# Your task
What lines in the data below mention the string "insStr"? Copy them out.

# Data section
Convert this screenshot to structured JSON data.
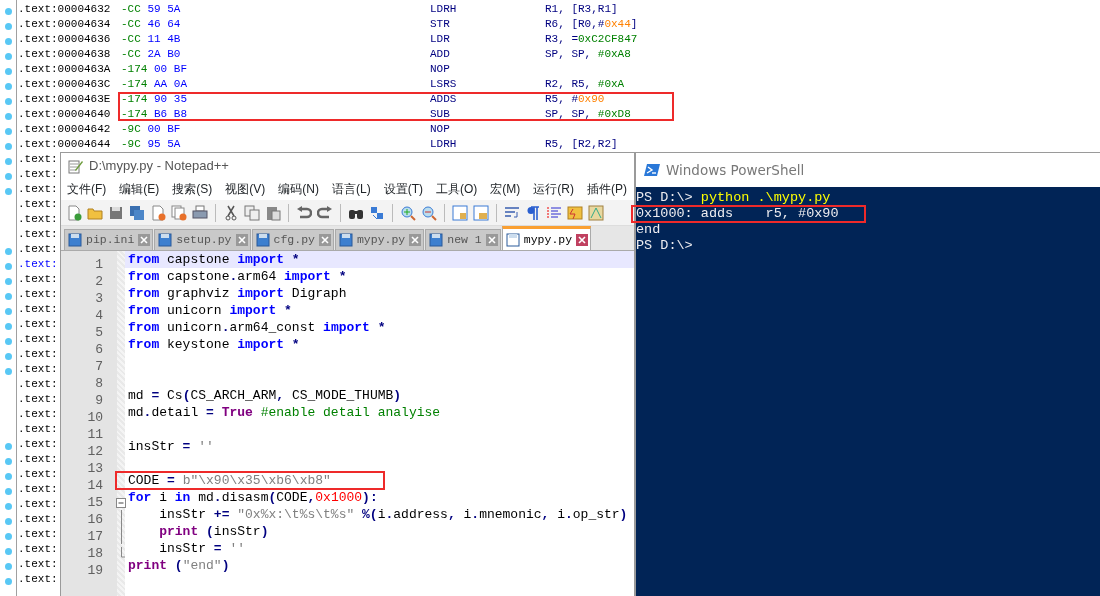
{
  "disassembly": {
    "rows": [
      {
        "address": ".text:00004632",
        "sp": "-CC",
        "bytes": "59 5A",
        "mnemonic": "LDRH",
        "operands": [
          {
            "text": "R1, [R3,R1]",
            "kind": "reg"
          }
        ],
        "dot": true,
        "current": false,
        "boxed": false
      },
      {
        "address": ".text:00004634",
        "sp": "-CC",
        "bytes": "46 64",
        "mnemonic": "STR",
        "operands": [
          {
            "text": "R6, [R0,#",
            "kind": "reg"
          },
          {
            "text": "0x44",
            "kind": "match"
          },
          {
            "text": "]",
            "kind": "reg"
          }
        ],
        "dot": true,
        "current": false,
        "boxed": false
      },
      {
        "address": ".text:00004636",
        "sp": "-CC",
        "bytes": "11 4B",
        "mnemonic": "LDR",
        "operands": [
          {
            "text": "R3, =",
            "kind": "reg"
          },
          {
            "text": "0xC2CF847",
            "kind": "imm"
          }
        ],
        "dot": true,
        "current": false,
        "boxed": false
      },
      {
        "address": ".text:00004638",
        "sp": "-CC",
        "bytes": "2A B0",
        "mnemonic": "ADD",
        "operands": [
          {
            "text": "SP, SP, ",
            "kind": "reg"
          },
          {
            "text": "#0xA8",
            "kind": "imm"
          }
        ],
        "dot": true,
        "current": false,
        "boxed": false
      },
      {
        "address": ".text:0000463A",
        "sp": "-174",
        "bytes": "00 BF",
        "mnemonic": "NOP",
        "dot": true,
        "current": false,
        "boxed": false
      },
      {
        "address": ".text:0000463C",
        "sp": "-174",
        "bytes": "AA 0A",
        "mnemonic": "LSRS",
        "operands": [
          {
            "text": "R2, R5, ",
            "kind": "reg"
          },
          {
            "text": "#0xA",
            "kind": "imm"
          }
        ],
        "dot": true,
        "current": false,
        "boxed": false
      },
      {
        "address": ".text:0000463E",
        "sp": "-174",
        "bytes": "90 35",
        "mnemonic": "ADDS",
        "operands": [
          {
            "text": "R5, #",
            "kind": "reg"
          },
          {
            "text": "0x90",
            "kind": "match"
          }
        ],
        "dot": true,
        "current": false,
        "boxed": true
      },
      {
        "address": ".text:00004640",
        "sp": "-174",
        "bytes": "B6 B8",
        "mnemonic": "SUB",
        "operands": [
          {
            "text": "SP, SP, ",
            "kind": "reg"
          },
          {
            "text": "#0xD8",
            "kind": "imm"
          }
        ],
        "dot": true,
        "current": false,
        "boxed": true
      },
      {
        "address": ".text:00004642",
        "sp": "-9C",
        "bytes": "00 BF",
        "mnemonic": "NOP",
        "dot": true,
        "current": false,
        "boxed": false
      },
      {
        "address": ".text:00004644",
        "sp": "-9C",
        "bytes": "95 5A",
        "mnemonic": "LDRH",
        "operands": [
          {
            "text": "R5, [R2,R2]",
            "kind": "reg"
          }
        ],
        "dot": true,
        "current": false,
        "boxed": false
      },
      {
        "address": ".text:",
        "dot": true,
        "current": false
      },
      {
        "address": ".text:",
        "dot": true,
        "current": false
      },
      {
        "address": ".text:",
        "dot": true,
        "current": false
      },
      {
        "address": ".text:",
        "dot": false,
        "current": false
      },
      {
        "address": ".text:",
        "dot": false,
        "current": false
      },
      {
        "address": ".text:",
        "dot": false,
        "current": false
      },
      {
        "address": ".text:",
        "dot": true,
        "current": false
      },
      {
        "address": ".text:",
        "dot": true,
        "current": true
      },
      {
        "address": ".text:",
        "dot": true,
        "current": false
      },
      {
        "address": ".text:",
        "dot": true,
        "current": false
      },
      {
        "address": ".text:",
        "dot": true,
        "current": false
      },
      {
        "address": ".text:",
        "dot": true,
        "current": false
      },
      {
        "address": ".text:",
        "dot": true,
        "current": false
      },
      {
        "address": ".text:",
        "dot": true,
        "current": false
      },
      {
        "address": ".text:",
        "dot": true,
        "current": false
      },
      {
        "address": ".text:",
        "dot": false,
        "current": false
      },
      {
        "address": ".text:",
        "dot": false,
        "current": false
      },
      {
        "address": ".text:",
        "dot": false,
        "current": false
      },
      {
        "address": ".text:",
        "dot": false,
        "current": false
      },
      {
        "address": ".text:",
        "dot": true,
        "current": false
      },
      {
        "address": ".text:",
        "dot": true,
        "current": false
      },
      {
        "address": ".text:",
        "dot": true,
        "current": false
      },
      {
        "address": ".text:",
        "dot": true,
        "current": false
      },
      {
        "address": ".text:",
        "dot": true,
        "current": false
      },
      {
        "address": ".text:",
        "dot": true,
        "current": false
      },
      {
        "address": ".text:",
        "dot": true,
        "current": false
      },
      {
        "address": ".text:",
        "dot": true,
        "current": false
      },
      {
        "address": ".text:",
        "dot": true,
        "current": false
      },
      {
        "address": ".text:",
        "dot": true,
        "current": false
      }
    ]
  },
  "notepad": {
    "title": "D:\\mypy.py - Notepad++",
    "menu": [
      "文件(F)",
      "编辑(E)",
      "搜索(S)",
      "视图(V)",
      "编码(N)",
      "语言(L)",
      "设置(T)",
      "工具(O)",
      "宏(M)",
      "运行(R)",
      "插件(P)"
    ],
    "tabs": [
      {
        "label": "pip.ini",
        "selected": false
      },
      {
        "label": "setup.py",
        "selected": false
      },
      {
        "label": "cfg.py",
        "selected": false
      },
      {
        "label": "mypy.py",
        "selected": false
      },
      {
        "label": "new 1",
        "selected": false
      },
      {
        "label": "mypy.py",
        "selected": true
      }
    ],
    "lines": [
      {
        "number": "1",
        "current": true,
        "boxed": false,
        "tokens": [
          {
            "text": "from",
            "kind": "kw"
          },
          {
            "text": " capstone ",
            "kind": "id"
          },
          {
            "text": "import",
            "kind": "kw"
          },
          {
            "text": " *",
            "kind": "op"
          }
        ]
      },
      {
        "number": "2",
        "current": false,
        "boxed": false,
        "tokens": [
          {
            "text": "from",
            "kind": "kw"
          },
          {
            "text": " capstone",
            "kind": "id"
          },
          {
            "text": ".",
            "kind": "op"
          },
          {
            "text": "arm64 ",
            "kind": "id"
          },
          {
            "text": "import",
            "kind": "kw"
          },
          {
            "text": " *",
            "kind": "op"
          }
        ]
      },
      {
        "number": "3",
        "current": false,
        "boxed": false,
        "tokens": [
          {
            "text": "from",
            "kind": "kw"
          },
          {
            "text": " graphviz ",
            "kind": "id"
          },
          {
            "text": "import",
            "kind": "kw"
          },
          {
            "text": " Digraph",
            "kind": "id"
          }
        ]
      },
      {
        "number": "4",
        "current": false,
        "boxed": false,
        "tokens": [
          {
            "text": "from",
            "kind": "kw"
          },
          {
            "text": " unicorn ",
            "kind": "id"
          },
          {
            "text": "import",
            "kind": "kw"
          },
          {
            "text": " *",
            "kind": "op"
          }
        ]
      },
      {
        "number": "5",
        "current": false,
        "boxed": false,
        "tokens": [
          {
            "text": "from",
            "kind": "kw"
          },
          {
            "text": " unicorn",
            "kind": "id"
          },
          {
            "text": ".",
            "kind": "op"
          },
          {
            "text": "arm64_const ",
            "kind": "id"
          },
          {
            "text": "import",
            "kind": "kw"
          },
          {
            "text": " *",
            "kind": "op"
          }
        ]
      },
      {
        "number": "6",
        "current": false,
        "boxed": false,
        "tokens": [
          {
            "text": "from",
            "kind": "kw"
          },
          {
            "text": " keystone ",
            "kind": "id"
          },
          {
            "text": "import",
            "kind": "kw"
          },
          {
            "text": " *",
            "kind": "op"
          }
        ]
      },
      {
        "number": "7",
        "current": false,
        "boxed": false
      },
      {
        "number": "8",
        "current": false,
        "boxed": false
      },
      {
        "number": "9",
        "current": false,
        "boxed": false,
        "tokens": [
          {
            "text": "md ",
            "kind": "id"
          },
          {
            "text": "=",
            "kind": "op"
          },
          {
            "text": " Cs",
            "kind": "id"
          },
          {
            "text": "(",
            "kind": "op"
          },
          {
            "text": "CS_ARCH_ARM",
            "kind": "id"
          },
          {
            "text": ",",
            "kind": "op"
          },
          {
            "text": " CS_MODE_THUMB",
            "kind": "id"
          },
          {
            "text": ")",
            "kind": "op"
          }
        ]
      },
      {
        "number": "10",
        "current": false,
        "boxed": false,
        "tokens": [
          {
            "text": "md",
            "kind": "id"
          },
          {
            "text": ".",
            "kind": "op"
          },
          {
            "text": "detail ",
            "kind": "id"
          },
          {
            "text": "=",
            "kind": "op"
          },
          {
            "text": " True",
            "kind": "builtin"
          },
          {
            "text": " #enable detail analyise",
            "kind": "comment"
          }
        ]
      },
      {
        "number": "11",
        "current": false,
        "boxed": false
      },
      {
        "number": "12",
        "current": false,
        "boxed": false,
        "tokens": [
          {
            "text": "insStr ",
            "kind": "id"
          },
          {
            "text": "=",
            "kind": "op"
          },
          {
            "text": " ''",
            "kind": "str"
          }
        ]
      },
      {
        "number": "13",
        "current": false,
        "boxed": false
      },
      {
        "number": "14",
        "current": false,
        "boxed": true,
        "tokens": [
          {
            "text": "CODE ",
            "kind": "id"
          },
          {
            "text": "=",
            "kind": "op"
          },
          {
            "text": " b\"\\x90\\x35\\xb6\\xb8\"",
            "kind": "str"
          }
        ]
      },
      {
        "number": "15",
        "current": false,
        "boxed": false,
        "tokens": [
          {
            "text": "for",
            "kind": "kw"
          },
          {
            "text": " i ",
            "kind": "id"
          },
          {
            "text": "in",
            "kind": "kw"
          },
          {
            "text": " md",
            "kind": "id"
          },
          {
            "text": ".",
            "kind": "op"
          },
          {
            "text": "disasm",
            "kind": "id"
          },
          {
            "text": "(",
            "kind": "op"
          },
          {
            "text": "CODE",
            "kind": "id"
          },
          {
            "text": ",",
            "kind": "op"
          },
          {
            "text": "0x1000",
            "kind": "num"
          },
          {
            "text": "):",
            "kind": "op"
          }
        ],
        "children": [
          {
            "number": "16",
            "current": false,
            "boxed": false,
            "tokens": [
              {
                "text": "    insStr ",
                "kind": "id"
              },
              {
                "text": "+=",
                "kind": "op"
              },
              {
                "text": " \"0x%x:\\t%s\\t%s\"",
                "kind": "str"
              },
              {
                "text": " %(",
                "kind": "op"
              },
              {
                "text": "i",
                "kind": "id"
              },
              {
                "text": ".",
                "kind": "op"
              },
              {
                "text": "address",
                "kind": "id"
              },
              {
                "text": ",",
                "kind": "op"
              },
              {
                "text": " i",
                "kind": "id"
              },
              {
                "text": ".",
                "kind": "op"
              },
              {
                "text": "mnemonic",
                "kind": "id"
              },
              {
                "text": ",",
                "kind": "op"
              },
              {
                "text": " i",
                "kind": "id"
              },
              {
                "text": ".",
                "kind": "op"
              },
              {
                "text": "op_str",
                "kind": "id"
              },
              {
                "text": ")",
                "kind": "op"
              }
            ]
          },
          {
            "number": "17",
            "current": false,
            "boxed": false,
            "tokens": [
              {
                "text": "    print",
                "kind": "builtin"
              },
              {
                "text": " (",
                "kind": "op"
              },
              {
                "text": "insStr",
                "kind": "id"
              },
              {
                "text": ")",
                "kind": "op"
              }
            ]
          },
          {
            "number": "18",
            "current": false,
            "boxed": false,
            "tokens": [
              {
                "text": "    insStr ",
                "kind": "id"
              },
              {
                "text": "=",
                "kind": "op"
              },
              {
                "text": " ''",
                "kind": "str"
              }
            ]
          }
        ]
      },
      {
        "number": "19",
        "current": false,
        "boxed": false,
        "tokens": [
          {
            "text": "print",
            "kind": "builtin"
          },
          {
            "text": " (",
            "kind": "op"
          },
          {
            "text": "\"end\"",
            "kind": "str"
          },
          {
            "text": ")",
            "kind": "op"
          }
        ]
      }
    ]
  },
  "powershell": {
    "title": "Windows PowerShell",
    "lines": [
      {
        "boxed": false,
        "segments": [
          {
            "text": "PS D:\\> ",
            "kind": "output"
          },
          {
            "text": "python .\\mypy.py",
            "kind": "command"
          }
        ]
      },
      {
        "boxed": true,
        "segments": [
          {
            "text": "0x1000: adds    r5, #0x90",
            "kind": "output"
          }
        ]
      },
      {
        "boxed": false,
        "segments": [
          {
            "text": "end",
            "kind": "output"
          }
        ]
      },
      {
        "boxed": false,
        "segments": [
          {
            "text": "PS D:\\>",
            "kind": "output"
          }
        ]
      }
    ]
  }
}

# Reply to the exercise
            "text": "insStr ",
                "text": "    insStr ",
                "text": "insStr",
                "text": "    insStr ",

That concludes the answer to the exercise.